RECORD EXTRACTS:
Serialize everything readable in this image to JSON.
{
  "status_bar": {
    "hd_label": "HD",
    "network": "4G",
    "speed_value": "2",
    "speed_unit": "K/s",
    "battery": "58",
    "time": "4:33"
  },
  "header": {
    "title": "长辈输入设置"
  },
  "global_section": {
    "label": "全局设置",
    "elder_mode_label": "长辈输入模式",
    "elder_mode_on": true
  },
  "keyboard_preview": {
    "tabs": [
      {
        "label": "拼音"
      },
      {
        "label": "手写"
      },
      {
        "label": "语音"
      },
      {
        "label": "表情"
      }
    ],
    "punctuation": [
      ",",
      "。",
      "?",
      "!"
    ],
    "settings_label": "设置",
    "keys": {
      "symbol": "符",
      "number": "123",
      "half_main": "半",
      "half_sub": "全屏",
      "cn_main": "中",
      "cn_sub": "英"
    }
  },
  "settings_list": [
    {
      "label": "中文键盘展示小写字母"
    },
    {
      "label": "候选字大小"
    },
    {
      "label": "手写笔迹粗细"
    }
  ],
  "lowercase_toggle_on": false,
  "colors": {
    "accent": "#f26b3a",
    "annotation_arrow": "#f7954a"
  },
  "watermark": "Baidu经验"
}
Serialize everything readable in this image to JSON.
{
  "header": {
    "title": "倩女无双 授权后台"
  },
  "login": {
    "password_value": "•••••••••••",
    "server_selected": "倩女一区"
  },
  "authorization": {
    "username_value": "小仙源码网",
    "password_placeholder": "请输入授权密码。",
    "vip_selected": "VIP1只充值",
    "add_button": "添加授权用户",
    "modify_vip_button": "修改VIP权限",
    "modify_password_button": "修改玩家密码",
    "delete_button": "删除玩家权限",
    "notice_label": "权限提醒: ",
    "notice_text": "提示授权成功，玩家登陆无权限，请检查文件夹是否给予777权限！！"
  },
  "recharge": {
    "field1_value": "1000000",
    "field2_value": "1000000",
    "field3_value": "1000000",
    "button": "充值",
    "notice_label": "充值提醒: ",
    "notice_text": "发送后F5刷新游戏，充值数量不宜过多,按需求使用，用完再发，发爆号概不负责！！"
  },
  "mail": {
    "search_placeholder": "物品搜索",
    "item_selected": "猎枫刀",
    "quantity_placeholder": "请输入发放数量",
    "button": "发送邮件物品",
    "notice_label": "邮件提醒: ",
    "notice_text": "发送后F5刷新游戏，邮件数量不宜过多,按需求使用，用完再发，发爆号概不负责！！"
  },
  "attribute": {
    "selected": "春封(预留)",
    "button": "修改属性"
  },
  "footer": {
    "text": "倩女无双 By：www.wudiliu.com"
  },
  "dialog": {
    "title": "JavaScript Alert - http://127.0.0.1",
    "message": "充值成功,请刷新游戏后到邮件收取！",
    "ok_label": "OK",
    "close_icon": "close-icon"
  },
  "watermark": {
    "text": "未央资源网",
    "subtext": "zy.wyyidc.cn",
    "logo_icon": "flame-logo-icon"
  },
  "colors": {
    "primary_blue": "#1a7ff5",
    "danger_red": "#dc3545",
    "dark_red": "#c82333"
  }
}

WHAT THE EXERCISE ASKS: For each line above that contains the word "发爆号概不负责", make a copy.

WRITTEN SOLUTION:
    "notice_text": "发送后F5刷新游戏，充值数量不宜过多,按需求使用，用完再发，发爆号概不负责！！"
    "notice_text": "发送后F5刷新游戏，邮件数量不宜过多,按需求使用，用完再发，发爆号概不负责！！"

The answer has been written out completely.